▶ _Records supplied_:

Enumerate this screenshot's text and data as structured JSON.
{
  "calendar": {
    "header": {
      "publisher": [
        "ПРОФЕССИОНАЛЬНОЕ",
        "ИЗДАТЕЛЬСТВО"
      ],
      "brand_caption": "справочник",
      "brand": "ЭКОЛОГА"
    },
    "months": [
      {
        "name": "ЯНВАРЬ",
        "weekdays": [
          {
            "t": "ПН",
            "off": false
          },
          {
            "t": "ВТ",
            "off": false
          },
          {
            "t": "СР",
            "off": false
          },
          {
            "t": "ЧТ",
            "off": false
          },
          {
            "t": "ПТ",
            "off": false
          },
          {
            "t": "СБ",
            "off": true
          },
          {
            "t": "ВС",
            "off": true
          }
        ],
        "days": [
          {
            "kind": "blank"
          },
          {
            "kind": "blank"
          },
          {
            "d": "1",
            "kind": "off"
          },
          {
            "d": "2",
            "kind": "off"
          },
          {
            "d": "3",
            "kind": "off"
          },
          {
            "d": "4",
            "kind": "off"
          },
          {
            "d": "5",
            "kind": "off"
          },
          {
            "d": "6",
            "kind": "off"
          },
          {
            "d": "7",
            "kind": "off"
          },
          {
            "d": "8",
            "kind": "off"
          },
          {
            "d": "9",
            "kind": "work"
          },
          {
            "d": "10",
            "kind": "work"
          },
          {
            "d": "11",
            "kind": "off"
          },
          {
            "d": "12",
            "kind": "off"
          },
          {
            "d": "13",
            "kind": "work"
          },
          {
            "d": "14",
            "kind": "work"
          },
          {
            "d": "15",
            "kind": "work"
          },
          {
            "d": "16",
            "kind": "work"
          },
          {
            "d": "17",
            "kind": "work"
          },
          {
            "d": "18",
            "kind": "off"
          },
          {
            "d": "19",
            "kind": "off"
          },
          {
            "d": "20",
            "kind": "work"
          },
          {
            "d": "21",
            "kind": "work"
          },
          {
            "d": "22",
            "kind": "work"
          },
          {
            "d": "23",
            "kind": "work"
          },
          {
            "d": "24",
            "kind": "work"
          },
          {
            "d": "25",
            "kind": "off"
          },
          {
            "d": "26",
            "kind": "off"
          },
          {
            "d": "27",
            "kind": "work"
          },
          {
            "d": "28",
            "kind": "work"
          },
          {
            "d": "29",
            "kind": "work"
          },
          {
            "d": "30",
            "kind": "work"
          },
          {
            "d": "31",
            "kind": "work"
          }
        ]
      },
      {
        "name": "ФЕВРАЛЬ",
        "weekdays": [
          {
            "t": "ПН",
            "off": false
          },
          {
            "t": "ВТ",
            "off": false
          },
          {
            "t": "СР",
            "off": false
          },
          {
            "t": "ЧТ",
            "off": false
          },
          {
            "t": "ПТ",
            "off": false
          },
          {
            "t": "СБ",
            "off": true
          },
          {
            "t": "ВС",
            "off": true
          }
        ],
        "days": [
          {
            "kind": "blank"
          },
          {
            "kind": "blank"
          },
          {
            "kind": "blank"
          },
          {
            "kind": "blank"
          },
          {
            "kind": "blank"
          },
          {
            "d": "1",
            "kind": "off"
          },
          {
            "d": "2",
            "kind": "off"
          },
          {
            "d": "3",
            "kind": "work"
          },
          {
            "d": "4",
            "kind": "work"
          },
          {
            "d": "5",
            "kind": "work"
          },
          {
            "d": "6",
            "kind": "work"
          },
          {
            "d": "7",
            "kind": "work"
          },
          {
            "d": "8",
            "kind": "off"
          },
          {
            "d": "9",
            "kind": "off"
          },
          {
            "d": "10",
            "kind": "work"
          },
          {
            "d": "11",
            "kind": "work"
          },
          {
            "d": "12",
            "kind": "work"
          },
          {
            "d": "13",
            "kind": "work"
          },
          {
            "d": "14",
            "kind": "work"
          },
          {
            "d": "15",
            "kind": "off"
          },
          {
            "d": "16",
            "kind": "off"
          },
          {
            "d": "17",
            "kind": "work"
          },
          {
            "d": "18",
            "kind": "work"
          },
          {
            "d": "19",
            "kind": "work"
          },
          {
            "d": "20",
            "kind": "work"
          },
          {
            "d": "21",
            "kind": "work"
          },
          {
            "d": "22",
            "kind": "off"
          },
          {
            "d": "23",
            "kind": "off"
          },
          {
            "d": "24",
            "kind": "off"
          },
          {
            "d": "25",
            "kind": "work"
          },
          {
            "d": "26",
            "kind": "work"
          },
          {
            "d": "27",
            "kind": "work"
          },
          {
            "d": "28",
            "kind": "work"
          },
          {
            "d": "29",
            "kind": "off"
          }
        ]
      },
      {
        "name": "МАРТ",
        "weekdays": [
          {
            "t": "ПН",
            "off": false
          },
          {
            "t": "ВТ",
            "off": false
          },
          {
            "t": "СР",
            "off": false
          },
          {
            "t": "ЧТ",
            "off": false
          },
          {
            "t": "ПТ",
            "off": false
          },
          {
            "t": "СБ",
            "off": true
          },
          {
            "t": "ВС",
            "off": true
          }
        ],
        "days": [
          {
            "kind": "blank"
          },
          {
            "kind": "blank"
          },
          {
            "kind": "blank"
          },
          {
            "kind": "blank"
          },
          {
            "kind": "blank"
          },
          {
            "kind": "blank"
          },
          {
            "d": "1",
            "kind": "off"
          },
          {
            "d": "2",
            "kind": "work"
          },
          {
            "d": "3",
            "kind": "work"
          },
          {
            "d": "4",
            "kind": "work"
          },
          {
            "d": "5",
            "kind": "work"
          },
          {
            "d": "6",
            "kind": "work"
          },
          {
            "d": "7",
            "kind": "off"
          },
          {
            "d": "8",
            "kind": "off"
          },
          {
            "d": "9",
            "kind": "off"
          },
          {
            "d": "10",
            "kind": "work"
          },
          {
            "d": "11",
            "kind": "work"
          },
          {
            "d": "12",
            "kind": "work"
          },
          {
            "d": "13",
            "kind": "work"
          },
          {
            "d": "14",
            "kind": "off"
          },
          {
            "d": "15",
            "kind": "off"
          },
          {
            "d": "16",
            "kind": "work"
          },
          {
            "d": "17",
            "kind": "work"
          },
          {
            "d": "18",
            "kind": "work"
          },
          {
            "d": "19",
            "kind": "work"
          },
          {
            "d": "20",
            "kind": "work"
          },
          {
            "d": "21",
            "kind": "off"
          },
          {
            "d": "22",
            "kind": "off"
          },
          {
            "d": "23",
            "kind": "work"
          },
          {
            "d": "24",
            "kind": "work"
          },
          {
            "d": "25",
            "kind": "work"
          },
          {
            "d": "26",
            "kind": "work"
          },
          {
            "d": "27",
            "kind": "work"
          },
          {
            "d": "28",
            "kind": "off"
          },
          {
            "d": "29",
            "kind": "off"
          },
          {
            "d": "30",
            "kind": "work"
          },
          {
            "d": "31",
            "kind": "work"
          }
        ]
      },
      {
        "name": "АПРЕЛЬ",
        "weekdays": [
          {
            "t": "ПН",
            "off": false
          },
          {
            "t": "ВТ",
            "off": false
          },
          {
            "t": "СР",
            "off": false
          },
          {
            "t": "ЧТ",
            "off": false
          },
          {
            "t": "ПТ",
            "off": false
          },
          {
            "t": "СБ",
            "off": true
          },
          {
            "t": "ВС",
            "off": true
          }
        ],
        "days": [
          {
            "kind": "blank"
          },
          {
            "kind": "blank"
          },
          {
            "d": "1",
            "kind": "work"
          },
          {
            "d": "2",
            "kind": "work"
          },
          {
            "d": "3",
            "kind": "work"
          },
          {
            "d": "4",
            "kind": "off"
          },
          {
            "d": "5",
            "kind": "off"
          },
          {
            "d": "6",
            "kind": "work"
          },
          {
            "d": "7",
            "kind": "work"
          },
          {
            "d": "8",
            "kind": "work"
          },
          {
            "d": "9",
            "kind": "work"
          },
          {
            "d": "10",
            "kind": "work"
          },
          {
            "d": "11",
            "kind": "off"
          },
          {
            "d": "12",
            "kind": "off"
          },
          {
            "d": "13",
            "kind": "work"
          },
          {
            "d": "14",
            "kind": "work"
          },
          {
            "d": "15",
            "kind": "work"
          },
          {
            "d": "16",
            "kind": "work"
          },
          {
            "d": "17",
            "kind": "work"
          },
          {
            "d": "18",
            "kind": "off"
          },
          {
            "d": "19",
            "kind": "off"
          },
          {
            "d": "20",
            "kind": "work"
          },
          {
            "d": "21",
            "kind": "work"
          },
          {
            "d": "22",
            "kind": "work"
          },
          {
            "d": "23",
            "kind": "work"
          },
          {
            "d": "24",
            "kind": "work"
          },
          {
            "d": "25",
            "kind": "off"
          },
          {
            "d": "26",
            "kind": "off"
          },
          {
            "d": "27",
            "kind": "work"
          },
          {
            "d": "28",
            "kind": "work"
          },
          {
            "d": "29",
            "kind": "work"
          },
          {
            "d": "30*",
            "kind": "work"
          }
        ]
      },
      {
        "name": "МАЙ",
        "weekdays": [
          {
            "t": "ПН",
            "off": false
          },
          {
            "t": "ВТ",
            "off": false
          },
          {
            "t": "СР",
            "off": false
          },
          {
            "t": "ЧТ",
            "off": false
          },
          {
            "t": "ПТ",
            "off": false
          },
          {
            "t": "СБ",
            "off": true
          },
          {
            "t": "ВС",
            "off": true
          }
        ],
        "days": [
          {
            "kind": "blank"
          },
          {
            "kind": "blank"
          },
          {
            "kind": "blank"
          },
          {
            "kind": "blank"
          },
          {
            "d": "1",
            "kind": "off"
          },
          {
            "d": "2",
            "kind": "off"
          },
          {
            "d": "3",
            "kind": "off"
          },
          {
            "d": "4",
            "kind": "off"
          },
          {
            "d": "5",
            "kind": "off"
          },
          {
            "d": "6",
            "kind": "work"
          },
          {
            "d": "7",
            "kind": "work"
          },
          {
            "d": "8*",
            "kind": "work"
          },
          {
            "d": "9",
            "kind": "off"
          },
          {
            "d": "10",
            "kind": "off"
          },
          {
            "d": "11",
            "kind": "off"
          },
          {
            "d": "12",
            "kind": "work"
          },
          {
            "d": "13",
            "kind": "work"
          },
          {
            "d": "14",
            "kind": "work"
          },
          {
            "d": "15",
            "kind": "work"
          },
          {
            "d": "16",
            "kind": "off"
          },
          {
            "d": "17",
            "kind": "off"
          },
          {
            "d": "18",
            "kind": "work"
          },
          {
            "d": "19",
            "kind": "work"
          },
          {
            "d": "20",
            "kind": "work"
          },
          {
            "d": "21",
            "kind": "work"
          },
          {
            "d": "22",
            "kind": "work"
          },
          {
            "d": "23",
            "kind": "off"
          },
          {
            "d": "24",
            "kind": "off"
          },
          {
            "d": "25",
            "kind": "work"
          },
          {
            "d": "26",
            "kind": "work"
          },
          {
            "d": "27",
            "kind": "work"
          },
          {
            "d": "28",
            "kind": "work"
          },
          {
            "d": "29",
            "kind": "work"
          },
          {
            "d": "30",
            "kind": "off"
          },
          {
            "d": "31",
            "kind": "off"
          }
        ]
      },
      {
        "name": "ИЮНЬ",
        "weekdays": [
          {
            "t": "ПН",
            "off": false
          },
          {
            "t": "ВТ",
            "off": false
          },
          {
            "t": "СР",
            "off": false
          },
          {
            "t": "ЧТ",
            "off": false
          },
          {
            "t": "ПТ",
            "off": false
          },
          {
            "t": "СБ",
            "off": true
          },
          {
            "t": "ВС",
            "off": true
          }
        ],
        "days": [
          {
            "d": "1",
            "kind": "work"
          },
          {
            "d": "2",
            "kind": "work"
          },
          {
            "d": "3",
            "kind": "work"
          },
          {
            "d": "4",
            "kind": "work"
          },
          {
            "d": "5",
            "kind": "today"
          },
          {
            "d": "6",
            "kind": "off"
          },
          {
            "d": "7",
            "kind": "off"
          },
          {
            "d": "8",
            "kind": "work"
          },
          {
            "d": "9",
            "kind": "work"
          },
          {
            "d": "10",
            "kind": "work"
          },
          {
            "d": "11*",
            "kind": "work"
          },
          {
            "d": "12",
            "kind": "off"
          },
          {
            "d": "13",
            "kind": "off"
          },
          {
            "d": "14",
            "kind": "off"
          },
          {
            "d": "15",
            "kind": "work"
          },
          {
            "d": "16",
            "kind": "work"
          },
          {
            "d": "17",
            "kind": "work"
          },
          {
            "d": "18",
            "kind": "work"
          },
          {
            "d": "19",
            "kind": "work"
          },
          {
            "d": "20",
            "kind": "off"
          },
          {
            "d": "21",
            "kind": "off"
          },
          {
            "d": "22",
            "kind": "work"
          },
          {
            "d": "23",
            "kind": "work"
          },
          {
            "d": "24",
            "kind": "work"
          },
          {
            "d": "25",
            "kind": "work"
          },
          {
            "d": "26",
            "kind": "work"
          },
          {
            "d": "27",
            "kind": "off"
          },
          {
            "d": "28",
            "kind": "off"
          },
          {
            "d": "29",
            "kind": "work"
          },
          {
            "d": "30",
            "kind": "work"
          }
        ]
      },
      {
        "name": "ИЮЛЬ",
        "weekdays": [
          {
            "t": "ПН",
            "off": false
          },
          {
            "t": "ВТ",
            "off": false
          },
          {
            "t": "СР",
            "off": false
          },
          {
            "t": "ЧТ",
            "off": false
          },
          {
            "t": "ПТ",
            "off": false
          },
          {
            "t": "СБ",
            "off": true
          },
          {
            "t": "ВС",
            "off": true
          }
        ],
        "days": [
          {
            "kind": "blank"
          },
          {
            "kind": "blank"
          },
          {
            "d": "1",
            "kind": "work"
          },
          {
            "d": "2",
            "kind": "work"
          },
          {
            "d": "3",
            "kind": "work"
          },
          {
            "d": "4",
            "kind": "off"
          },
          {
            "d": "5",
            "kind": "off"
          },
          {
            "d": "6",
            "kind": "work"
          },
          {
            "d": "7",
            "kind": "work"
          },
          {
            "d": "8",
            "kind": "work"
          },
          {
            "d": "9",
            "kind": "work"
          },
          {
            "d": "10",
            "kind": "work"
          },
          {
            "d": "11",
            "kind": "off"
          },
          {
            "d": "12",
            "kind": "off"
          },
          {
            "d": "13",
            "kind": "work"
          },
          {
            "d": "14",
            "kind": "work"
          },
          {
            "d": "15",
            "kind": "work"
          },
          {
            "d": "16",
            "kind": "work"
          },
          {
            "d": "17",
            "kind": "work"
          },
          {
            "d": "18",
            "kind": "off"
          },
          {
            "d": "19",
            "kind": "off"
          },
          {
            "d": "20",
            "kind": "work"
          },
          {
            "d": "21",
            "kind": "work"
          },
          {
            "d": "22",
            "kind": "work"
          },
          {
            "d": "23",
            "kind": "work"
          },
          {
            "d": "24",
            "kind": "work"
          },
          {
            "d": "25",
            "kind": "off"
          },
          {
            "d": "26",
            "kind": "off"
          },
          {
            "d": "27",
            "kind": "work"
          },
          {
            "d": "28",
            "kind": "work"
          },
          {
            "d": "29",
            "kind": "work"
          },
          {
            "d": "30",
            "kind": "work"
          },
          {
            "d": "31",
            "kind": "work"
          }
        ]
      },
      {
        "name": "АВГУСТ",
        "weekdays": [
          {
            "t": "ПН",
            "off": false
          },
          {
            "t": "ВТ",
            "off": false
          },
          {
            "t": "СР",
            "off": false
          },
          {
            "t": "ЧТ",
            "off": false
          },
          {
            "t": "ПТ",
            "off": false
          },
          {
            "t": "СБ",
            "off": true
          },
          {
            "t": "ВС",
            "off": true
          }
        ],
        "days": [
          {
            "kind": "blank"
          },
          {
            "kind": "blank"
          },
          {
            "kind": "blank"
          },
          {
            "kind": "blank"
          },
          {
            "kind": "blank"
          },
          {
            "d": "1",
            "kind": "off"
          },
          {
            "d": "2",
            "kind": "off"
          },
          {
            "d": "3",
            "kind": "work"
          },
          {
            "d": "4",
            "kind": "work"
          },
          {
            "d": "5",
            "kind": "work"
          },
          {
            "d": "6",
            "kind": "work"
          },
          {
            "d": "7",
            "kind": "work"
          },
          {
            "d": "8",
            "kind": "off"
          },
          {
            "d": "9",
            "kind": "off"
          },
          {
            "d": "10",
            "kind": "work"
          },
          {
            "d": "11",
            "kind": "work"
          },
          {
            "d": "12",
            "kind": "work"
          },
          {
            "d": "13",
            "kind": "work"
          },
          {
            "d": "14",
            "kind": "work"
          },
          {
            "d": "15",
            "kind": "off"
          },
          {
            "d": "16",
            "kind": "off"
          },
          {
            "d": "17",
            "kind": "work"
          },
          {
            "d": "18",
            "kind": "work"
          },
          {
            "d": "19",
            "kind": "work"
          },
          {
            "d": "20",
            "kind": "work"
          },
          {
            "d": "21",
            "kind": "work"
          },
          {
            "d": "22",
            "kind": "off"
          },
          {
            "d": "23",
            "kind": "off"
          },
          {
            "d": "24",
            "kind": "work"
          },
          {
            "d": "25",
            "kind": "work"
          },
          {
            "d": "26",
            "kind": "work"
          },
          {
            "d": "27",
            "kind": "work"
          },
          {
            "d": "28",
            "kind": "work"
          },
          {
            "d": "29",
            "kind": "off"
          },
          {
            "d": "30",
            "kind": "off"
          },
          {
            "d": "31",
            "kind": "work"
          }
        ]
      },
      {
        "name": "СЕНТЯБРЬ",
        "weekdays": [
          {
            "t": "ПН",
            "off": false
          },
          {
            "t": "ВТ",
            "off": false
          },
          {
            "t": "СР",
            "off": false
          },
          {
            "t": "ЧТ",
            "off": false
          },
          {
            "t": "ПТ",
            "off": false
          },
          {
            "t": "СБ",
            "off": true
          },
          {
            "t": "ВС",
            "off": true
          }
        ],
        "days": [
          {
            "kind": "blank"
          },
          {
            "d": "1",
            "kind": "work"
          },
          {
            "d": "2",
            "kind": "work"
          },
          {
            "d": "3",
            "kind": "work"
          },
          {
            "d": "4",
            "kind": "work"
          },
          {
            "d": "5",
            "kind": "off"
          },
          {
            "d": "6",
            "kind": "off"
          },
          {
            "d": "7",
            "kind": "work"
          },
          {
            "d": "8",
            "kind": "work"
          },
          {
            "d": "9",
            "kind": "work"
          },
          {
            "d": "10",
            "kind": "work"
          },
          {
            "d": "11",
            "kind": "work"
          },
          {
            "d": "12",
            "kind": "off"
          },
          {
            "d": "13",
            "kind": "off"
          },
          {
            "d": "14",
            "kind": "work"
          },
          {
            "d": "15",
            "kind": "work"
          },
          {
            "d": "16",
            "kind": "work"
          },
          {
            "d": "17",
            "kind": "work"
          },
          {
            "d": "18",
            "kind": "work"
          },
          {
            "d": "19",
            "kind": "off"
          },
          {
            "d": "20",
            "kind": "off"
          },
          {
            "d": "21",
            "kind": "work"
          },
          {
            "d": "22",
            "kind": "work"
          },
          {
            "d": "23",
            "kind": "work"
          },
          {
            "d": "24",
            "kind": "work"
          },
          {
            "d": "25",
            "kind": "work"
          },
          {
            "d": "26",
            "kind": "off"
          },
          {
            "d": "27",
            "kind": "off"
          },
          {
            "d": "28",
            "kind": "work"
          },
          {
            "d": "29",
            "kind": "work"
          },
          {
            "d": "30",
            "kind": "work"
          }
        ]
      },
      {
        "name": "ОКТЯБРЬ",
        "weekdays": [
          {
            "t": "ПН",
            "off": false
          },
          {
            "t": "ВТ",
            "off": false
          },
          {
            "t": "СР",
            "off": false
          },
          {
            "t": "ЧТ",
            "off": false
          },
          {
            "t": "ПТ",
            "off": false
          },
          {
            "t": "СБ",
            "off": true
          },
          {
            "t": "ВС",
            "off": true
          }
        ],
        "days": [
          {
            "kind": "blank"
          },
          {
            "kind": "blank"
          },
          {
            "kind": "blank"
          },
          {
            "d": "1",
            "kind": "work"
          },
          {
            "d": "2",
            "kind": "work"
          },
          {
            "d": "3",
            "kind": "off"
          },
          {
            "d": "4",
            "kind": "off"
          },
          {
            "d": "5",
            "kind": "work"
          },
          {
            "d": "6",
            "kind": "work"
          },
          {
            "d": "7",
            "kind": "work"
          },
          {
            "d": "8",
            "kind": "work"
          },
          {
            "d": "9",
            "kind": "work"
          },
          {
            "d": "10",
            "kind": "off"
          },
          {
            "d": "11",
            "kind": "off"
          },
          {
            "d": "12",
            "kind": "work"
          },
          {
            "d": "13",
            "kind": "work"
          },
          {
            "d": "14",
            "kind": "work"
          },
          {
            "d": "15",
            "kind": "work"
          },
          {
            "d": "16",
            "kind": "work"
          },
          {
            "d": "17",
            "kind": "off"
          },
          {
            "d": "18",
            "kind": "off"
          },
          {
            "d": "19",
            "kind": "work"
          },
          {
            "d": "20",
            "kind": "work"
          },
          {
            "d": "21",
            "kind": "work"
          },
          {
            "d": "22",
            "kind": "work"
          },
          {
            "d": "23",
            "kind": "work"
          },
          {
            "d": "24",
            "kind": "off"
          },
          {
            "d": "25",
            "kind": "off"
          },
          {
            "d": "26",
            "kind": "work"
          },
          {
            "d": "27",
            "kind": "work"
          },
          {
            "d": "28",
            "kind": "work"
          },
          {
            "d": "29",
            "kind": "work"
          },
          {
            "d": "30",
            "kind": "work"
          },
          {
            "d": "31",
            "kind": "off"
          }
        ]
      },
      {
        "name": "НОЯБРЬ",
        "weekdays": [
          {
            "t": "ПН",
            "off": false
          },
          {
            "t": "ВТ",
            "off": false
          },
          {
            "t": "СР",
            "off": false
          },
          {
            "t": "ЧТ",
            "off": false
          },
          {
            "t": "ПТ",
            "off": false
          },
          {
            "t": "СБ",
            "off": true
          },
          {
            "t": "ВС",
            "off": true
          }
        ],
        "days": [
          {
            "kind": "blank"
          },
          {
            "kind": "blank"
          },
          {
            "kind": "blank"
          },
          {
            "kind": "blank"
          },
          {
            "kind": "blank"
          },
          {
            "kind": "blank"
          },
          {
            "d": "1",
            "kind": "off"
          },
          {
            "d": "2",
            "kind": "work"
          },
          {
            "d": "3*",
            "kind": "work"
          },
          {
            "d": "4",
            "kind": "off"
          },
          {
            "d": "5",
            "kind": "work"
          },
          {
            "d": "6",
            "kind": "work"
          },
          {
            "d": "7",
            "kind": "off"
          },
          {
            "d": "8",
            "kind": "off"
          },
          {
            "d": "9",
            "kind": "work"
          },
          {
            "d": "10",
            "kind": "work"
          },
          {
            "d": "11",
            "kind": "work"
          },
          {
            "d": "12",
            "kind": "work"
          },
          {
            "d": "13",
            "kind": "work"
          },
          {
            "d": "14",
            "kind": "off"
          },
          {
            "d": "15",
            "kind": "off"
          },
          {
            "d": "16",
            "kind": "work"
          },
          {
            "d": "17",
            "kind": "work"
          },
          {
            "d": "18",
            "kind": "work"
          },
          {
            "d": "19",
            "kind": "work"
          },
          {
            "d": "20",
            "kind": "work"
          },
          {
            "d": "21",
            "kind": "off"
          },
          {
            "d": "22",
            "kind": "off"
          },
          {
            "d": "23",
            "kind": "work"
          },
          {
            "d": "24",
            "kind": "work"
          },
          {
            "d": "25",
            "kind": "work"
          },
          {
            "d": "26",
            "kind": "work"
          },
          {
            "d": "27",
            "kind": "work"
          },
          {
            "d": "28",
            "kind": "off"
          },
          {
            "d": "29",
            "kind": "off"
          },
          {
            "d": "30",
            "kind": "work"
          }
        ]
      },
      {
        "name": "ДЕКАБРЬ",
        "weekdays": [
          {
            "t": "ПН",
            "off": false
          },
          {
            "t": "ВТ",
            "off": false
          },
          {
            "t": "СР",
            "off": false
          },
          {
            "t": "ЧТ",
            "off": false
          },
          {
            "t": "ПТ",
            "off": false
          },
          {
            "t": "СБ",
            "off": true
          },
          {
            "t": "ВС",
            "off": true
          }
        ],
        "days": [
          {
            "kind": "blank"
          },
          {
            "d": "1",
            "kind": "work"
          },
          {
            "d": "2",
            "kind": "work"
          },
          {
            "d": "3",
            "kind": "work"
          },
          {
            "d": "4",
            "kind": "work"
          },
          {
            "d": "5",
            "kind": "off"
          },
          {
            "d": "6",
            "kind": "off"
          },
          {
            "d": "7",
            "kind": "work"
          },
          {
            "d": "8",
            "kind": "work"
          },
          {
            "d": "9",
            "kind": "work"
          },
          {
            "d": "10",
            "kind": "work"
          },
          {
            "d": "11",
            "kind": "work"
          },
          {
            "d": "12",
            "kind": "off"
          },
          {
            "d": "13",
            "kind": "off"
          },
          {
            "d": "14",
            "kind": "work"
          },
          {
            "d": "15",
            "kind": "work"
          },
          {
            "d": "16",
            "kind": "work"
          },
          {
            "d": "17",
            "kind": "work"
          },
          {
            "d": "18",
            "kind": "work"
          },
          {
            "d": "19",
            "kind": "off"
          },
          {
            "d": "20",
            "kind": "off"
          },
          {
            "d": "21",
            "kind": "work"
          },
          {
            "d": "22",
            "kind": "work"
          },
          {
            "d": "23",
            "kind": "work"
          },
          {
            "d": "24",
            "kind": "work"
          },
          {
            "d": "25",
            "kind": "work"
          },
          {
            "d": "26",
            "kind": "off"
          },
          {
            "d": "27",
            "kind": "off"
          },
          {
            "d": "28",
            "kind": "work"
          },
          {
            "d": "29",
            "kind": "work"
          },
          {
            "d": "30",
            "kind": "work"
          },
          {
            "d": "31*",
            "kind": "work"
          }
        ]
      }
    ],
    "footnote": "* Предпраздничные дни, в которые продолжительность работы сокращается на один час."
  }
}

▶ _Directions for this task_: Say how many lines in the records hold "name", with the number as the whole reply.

▶ _Solution below_: 12